Rolls-Royce Building World’s Largest Aircraft Engine; Enough to Run 500 Cars

A new Rolls-Royce aircraft engine is soon to operate as the company announced it has begun working on its UltraFan aero engine, soon-to-be the world’s largest of its kind.

Rolls-Royce Building World’s Largest Aircraft Engine; Enough to Run 500 Cars

By Marie Morales

According to Popular Mechanics, the giant fan engine gets 25-percent better mileage than its forerunner, and Rolls-Royce claimed it will have passenger and cargo flights all over the world.

What’s described as the first demonstrator engine will reach completion by the end of this year. In a statement it issued, Rolls-Royce revealed more details saying that as engine build begins, other key parts are coming back together already, “for delivery to Derby.”

The company also indicated in its statement that work on the carbon titanium fan of UltraFan is underway in Bristol, United Kingdom, and its 50-megawatt Power Grearbock, is powerful enough to run about 500 family cars, in Dahlewitz, Germany.

Rolls-Royce UltraFan

UltraFan, as described in Roll-Royce’s website, is a gas turbine turbofan which means it is gas-powered and it is operating through the use of a traditional spinning prop fan.
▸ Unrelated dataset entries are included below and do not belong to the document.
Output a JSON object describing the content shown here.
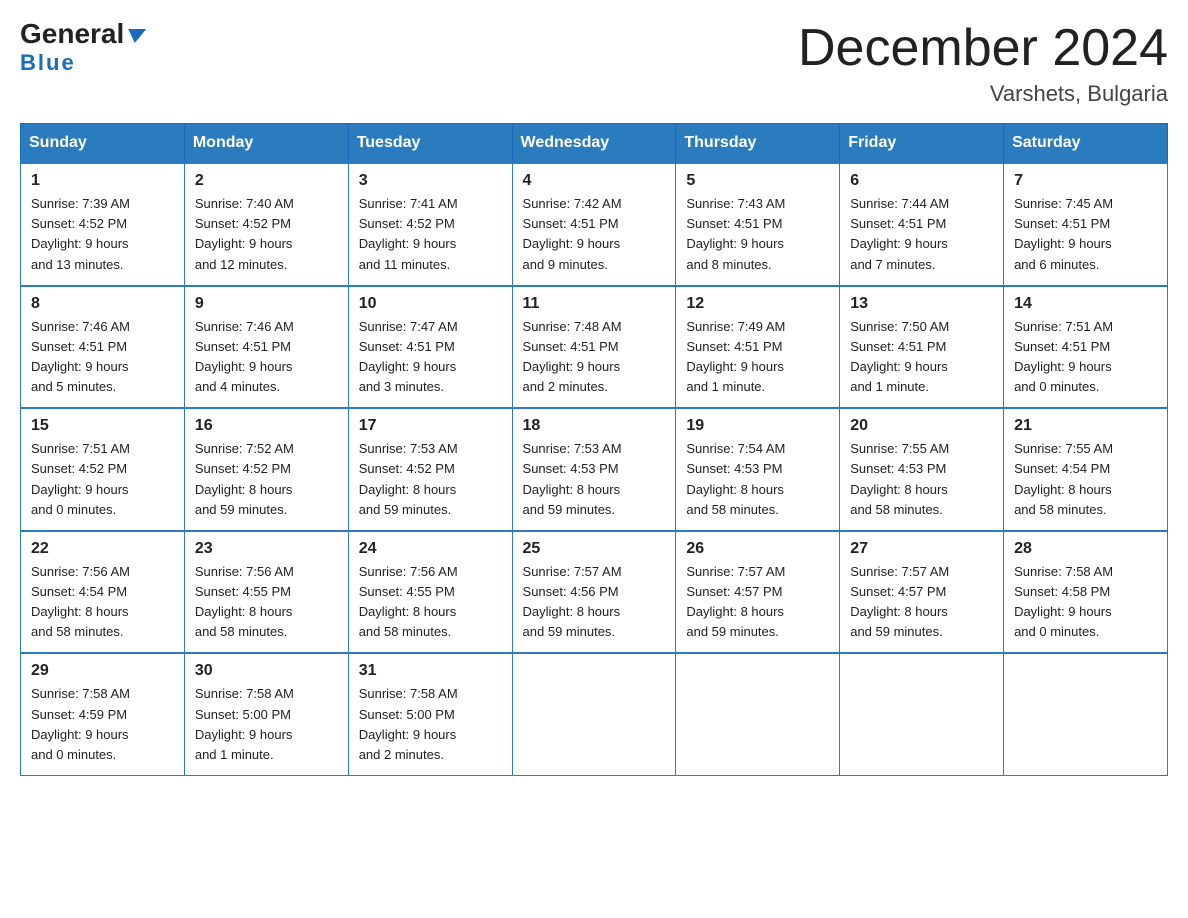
{
  "header": {
    "logo_general": "General",
    "logo_blue": "Blue",
    "title": "December 2024",
    "subtitle": "Varshets, Bulgaria"
  },
  "days_of_week": [
    "Sunday",
    "Monday",
    "Tuesday",
    "Wednesday",
    "Thursday",
    "Friday",
    "Saturday"
  ],
  "weeks": [
    [
      {
        "day": "1",
        "sunrise": "7:39 AM",
        "sunset": "4:52 PM",
        "daylight": "9 hours and 13 minutes."
      },
      {
        "day": "2",
        "sunrise": "7:40 AM",
        "sunset": "4:52 PM",
        "daylight": "9 hours and 12 minutes."
      },
      {
        "day": "3",
        "sunrise": "7:41 AM",
        "sunset": "4:52 PM",
        "daylight": "9 hours and 11 minutes."
      },
      {
        "day": "4",
        "sunrise": "7:42 AM",
        "sunset": "4:51 PM",
        "daylight": "9 hours and 9 minutes."
      },
      {
        "day": "5",
        "sunrise": "7:43 AM",
        "sunset": "4:51 PM",
        "daylight": "9 hours and 8 minutes."
      },
      {
        "day": "6",
        "sunrise": "7:44 AM",
        "sunset": "4:51 PM",
        "daylight": "9 hours and 7 minutes."
      },
      {
        "day": "7",
        "sunrise": "7:45 AM",
        "sunset": "4:51 PM",
        "daylight": "9 hours and 6 minutes."
      }
    ],
    [
      {
        "day": "8",
        "sunrise": "7:46 AM",
        "sunset": "4:51 PM",
        "daylight": "9 hours and 5 minutes."
      },
      {
        "day": "9",
        "sunrise": "7:46 AM",
        "sunset": "4:51 PM",
        "daylight": "9 hours and 4 minutes."
      },
      {
        "day": "10",
        "sunrise": "7:47 AM",
        "sunset": "4:51 PM",
        "daylight": "9 hours and 3 minutes."
      },
      {
        "day": "11",
        "sunrise": "7:48 AM",
        "sunset": "4:51 PM",
        "daylight": "9 hours and 2 minutes."
      },
      {
        "day": "12",
        "sunrise": "7:49 AM",
        "sunset": "4:51 PM",
        "daylight": "9 hours and 1 minute."
      },
      {
        "day": "13",
        "sunrise": "7:50 AM",
        "sunset": "4:51 PM",
        "daylight": "9 hours and 1 minute."
      },
      {
        "day": "14",
        "sunrise": "7:51 AM",
        "sunset": "4:51 PM",
        "daylight": "9 hours and 0 minutes."
      }
    ],
    [
      {
        "day": "15",
        "sunrise": "7:51 AM",
        "sunset": "4:52 PM",
        "daylight": "9 hours and 0 minutes."
      },
      {
        "day": "16",
        "sunrise": "7:52 AM",
        "sunset": "4:52 PM",
        "daylight": "8 hours and 59 minutes."
      },
      {
        "day": "17",
        "sunrise": "7:53 AM",
        "sunset": "4:52 PM",
        "daylight": "8 hours and 59 minutes."
      },
      {
        "day": "18",
        "sunrise": "7:53 AM",
        "sunset": "4:53 PM",
        "daylight": "8 hours and 59 minutes."
      },
      {
        "day": "19",
        "sunrise": "7:54 AM",
        "sunset": "4:53 PM",
        "daylight": "8 hours and 58 minutes."
      },
      {
        "day": "20",
        "sunrise": "7:55 AM",
        "sunset": "4:53 PM",
        "daylight": "8 hours and 58 minutes."
      },
      {
        "day": "21",
        "sunrise": "7:55 AM",
        "sunset": "4:54 PM",
        "daylight": "8 hours and 58 minutes."
      }
    ],
    [
      {
        "day": "22",
        "sunrise": "7:56 AM",
        "sunset": "4:54 PM",
        "daylight": "8 hours and 58 minutes."
      },
      {
        "day": "23",
        "sunrise": "7:56 AM",
        "sunset": "4:55 PM",
        "daylight": "8 hours and 58 minutes."
      },
      {
        "day": "24",
        "sunrise": "7:56 AM",
        "sunset": "4:55 PM",
        "daylight": "8 hours and 58 minutes."
      },
      {
        "day": "25",
        "sunrise": "7:57 AM",
        "sunset": "4:56 PM",
        "daylight": "8 hours and 59 minutes."
      },
      {
        "day": "26",
        "sunrise": "7:57 AM",
        "sunset": "4:57 PM",
        "daylight": "8 hours and 59 minutes."
      },
      {
        "day": "27",
        "sunrise": "7:57 AM",
        "sunset": "4:57 PM",
        "daylight": "8 hours and 59 minutes."
      },
      {
        "day": "28",
        "sunrise": "7:58 AM",
        "sunset": "4:58 PM",
        "daylight": "9 hours and 0 minutes."
      }
    ],
    [
      {
        "day": "29",
        "sunrise": "7:58 AM",
        "sunset": "4:59 PM",
        "daylight": "9 hours and 0 minutes."
      },
      {
        "day": "30",
        "sunrise": "7:58 AM",
        "sunset": "5:00 PM",
        "daylight": "9 hours and 1 minute."
      },
      {
        "day": "31",
        "sunrise": "7:58 AM",
        "sunset": "5:00 PM",
        "daylight": "9 hours and 2 minutes."
      },
      null,
      null,
      null,
      null
    ]
  ],
  "labels": {
    "sunrise": "Sunrise:",
    "sunset": "Sunset:",
    "daylight": "Daylight:"
  }
}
In this case, it is a fan with a diameter of 11 feet.

This gigantic fan’s design is a pioneer in a brand-new line of turbo fans, seeking to replace the iconic Trent line of turbo fans of Rolls Royce, which have been running since 1990.
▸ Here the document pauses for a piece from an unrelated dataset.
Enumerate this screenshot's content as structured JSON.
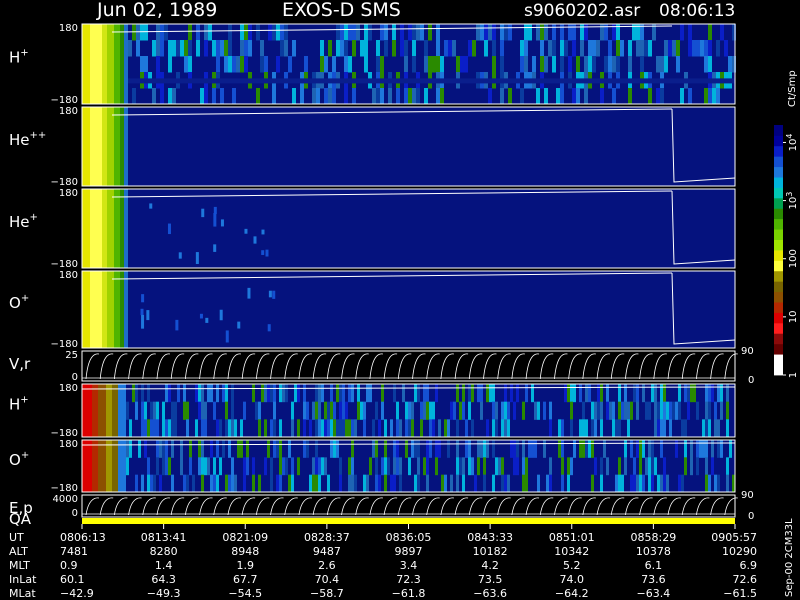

Rolls-Royce has a commitment of attaining zero-net greenhouse gases by the year 2030, and the UltraFan is currently being developed and designed to operate on sustainable jet fuels.

The company said, Gas turbines will remain to be the foundation of a long-haul aviation for several years, and the efficiency of this giant fan will contribute to the improvement of the economy of a transition in the industry to more sustainable fuels which are possible to be costlier in the short-term compared to the traditional fuel.


The enormous size of UltraFan matches with the state-of-the-art core of Rolls-Royce, and the ALECSys lean burn combustion system, according to the company’s website, to retain emissions as low as possible for a jetliner powered by gas.

The UltraFan may have a gigantic size, but it reduces the weight as well of an aircraft by 1,500 due to space age materials, not to mention careful design.

Such materials as part of the specificaitons, comprise advanced ceramic matrix composite parts and carbon titanium fan blades known for their ultra-strong features while retaining weight down.

Not seen in physical features, this aero engine is equipped with sensors and software that are, according to the statement, similar forward thinking that each fan blade comprises a digital twin, storing real-life test data, enabling engineering to forecast in-service performance.

In addition, it was also stated that when on test at new “testbed 80 facility,” data can be taken between over 10,000 parameters, identifying the smallest of vibrations at a maximum rate of 200,000 samples a second.

This particular level of micro-shaving of weight that has an eye on emissions is making the engine more possibly, a play out of the supercar design handbook.

This company is doing the correspondent of tossing out the unnecessary passenger seat, as well as the cushy passenger suspension so that it can cut or decrease weight.

Originally published at The science times